> **WHAT THE TASK REQUIRES**
Reproduce all records below exactly.

DATA RECORDS: Begin

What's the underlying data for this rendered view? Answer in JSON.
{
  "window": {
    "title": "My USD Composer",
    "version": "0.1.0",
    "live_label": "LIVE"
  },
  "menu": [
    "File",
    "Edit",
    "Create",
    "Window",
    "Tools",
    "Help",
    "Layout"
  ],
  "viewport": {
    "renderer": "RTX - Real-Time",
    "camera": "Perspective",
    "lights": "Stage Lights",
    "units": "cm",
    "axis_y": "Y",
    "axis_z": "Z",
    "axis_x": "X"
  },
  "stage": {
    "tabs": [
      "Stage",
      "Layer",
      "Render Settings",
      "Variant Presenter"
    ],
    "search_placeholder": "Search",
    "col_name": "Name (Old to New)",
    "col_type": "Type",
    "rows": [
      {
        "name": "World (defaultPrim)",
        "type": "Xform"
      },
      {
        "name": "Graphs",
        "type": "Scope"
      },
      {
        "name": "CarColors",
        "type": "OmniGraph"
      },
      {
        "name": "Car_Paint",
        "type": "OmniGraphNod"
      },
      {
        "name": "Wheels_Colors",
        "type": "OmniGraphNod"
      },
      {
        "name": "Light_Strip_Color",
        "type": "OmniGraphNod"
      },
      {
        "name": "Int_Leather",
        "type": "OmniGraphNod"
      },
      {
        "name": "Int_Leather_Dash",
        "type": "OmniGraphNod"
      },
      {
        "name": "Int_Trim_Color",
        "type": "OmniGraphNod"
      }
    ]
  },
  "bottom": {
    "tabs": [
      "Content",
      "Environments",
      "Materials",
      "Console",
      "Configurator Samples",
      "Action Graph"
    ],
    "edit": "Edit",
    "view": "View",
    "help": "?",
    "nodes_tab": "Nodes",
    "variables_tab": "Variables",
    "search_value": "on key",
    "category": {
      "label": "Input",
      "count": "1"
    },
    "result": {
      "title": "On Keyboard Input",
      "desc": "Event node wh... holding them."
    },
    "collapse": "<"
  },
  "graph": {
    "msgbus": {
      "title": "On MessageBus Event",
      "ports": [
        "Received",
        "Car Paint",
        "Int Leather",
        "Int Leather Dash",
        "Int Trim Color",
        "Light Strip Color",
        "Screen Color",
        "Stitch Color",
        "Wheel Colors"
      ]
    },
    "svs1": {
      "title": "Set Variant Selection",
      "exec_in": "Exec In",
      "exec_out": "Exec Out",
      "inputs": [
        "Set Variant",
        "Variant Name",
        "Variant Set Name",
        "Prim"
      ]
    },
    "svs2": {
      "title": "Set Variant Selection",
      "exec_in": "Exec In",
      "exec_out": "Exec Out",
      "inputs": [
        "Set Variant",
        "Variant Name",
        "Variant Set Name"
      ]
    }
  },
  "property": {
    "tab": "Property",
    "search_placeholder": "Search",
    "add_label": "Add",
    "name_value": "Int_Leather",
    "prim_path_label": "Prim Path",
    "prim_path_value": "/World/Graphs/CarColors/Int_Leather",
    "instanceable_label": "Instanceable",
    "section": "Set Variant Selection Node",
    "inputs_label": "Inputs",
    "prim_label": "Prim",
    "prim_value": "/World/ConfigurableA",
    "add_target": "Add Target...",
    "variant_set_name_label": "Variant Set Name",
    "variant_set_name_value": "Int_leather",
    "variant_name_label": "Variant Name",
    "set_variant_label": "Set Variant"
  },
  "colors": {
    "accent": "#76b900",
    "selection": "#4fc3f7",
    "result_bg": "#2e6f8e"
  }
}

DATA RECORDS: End

> **REPLY**
What's the underlying data for this rendered view? Answer in JSON.
{
  "window": {
    "title": "My USD Composer",
    "version": "0.1.0",
    "live_label": "LIVE"
  },
  "menu": [
    "File",
    "Edit",
    "Create",
    "Window",
    "Tools",
    "Help",
    "Layout"
  ],
  "viewport": {
    "renderer": "RTX - Real-Time",
    "camera": "Perspective",
    "lights": "Stage Lights",
    "units": "cm",
    "axis_y": "Y",
    "axis_z": "Z",
    "axis_x": "X"
  },
  "stage": {
    "tabs": [
      "Stage",
      "Layer",
      "Render Settings",
      "Variant Presenter"
    ],
    "search_placeholder": "Search",
    "col_name": "Name (Old to New)",
    "col_type": "Type",
    "rows": [
      {
        "name": "World (defaultPrim)",
        "type": "Xform"
      },
      {
        "name": "Graphs",
        "type": "Scope"
      },
      {
        "name": "CarColors",
        "type": "OmniGraph"
      },
      {
        "name": "Car_Paint",
        "type": "OmniGraphNod"
      },
      {
        "name": "Wheels_Colors",
        "type": "OmniGraphNod"
      },
      {
        "name": "Light_Strip_Color",
        "type": "OmniGraphNod"
      },
      {
        "name": "Int_Leather",
        "type": "OmniGraphNod"
      },
      {
        "name": "Int_Leather_Dash",
        "type": "OmniGraphNod"
      },
      {
        "name": "Int_Trim_Color",
        "type": "OmniGraphNod"
      }
    ]
  },
  "bottom": {
    "tabs": [
      "Content",
      "Environments",
      "Materials",
      "Console",
      "Configurator Samples",
      "Action Graph"
    ],
    "edit": "Edit",
    "view": "View",
    "help": "?",
    "nodes_tab": "Nodes",
    "variables_tab": "Variables",
    "search_value": "on key",
    "category": {
      "label": "Input",
      "count": "1"
    },
    "result": {
      "title": "On Keyboard Input",
      "desc": "Event node wh... holding them."
    },
    "collapse": "<"
  },
  "graph": {
    "msgbus": {
      "title": "On MessageBus Event",
      "ports": [
        "Received",
        "Car Paint",
        "Int Leather",
        "Int Leather Dash",
        "Int Trim Color",
        "Light Strip Color",
        "Screen Color",
        "Stitch Color",
        "Wheel Colors"
      ]
    },
    "svs1": {
      "title": "Set Variant Selection",
      "exec_in": "Exec In",
      "exec_out": "Exec Out",
      "inputs": [
        "Set Variant",
        "Variant Name",
        "Variant Set Name",
        "Prim"
      ]
    },
    "svs2": {
      "title": "Set Variant Selection",
      "exec_in": "Exec In",
      "exec_out": "Exec Out",
      "inputs": [
        "Set Variant",
        "Variant Name",
        "Variant Set Name"
      ]
    }
  },
  "property": {
    "tab": "Property",
    "search_placeholder": "Search",
    "add_label": "Add",
    "name_value": "Int_Leather",
    "prim_path_label": "Prim Path",
    "prim_path_value": "/World/Graphs/CarColors/Int_Leather",
    "instanceable_label": "Instanceable",
    "section": "Set Variant Selection Node",
    "inputs_label": "Inputs",
    "prim_label": "Prim",
    "prim_value": "/World/ConfigurableA",
    "add_target": "Add Target...",
    "variant_set_name_label": "Variant Set Name",
    "variant_set_name_value": "Int_leather",
    "variant_name_label": "Variant Name",
    "set_variant_label": "Set Variant"
  },
  "colors": {
    "accent": "#76b900",
    "selection": "#4fc3f7",
    "result_bg": "#2e6f8e"
  }
}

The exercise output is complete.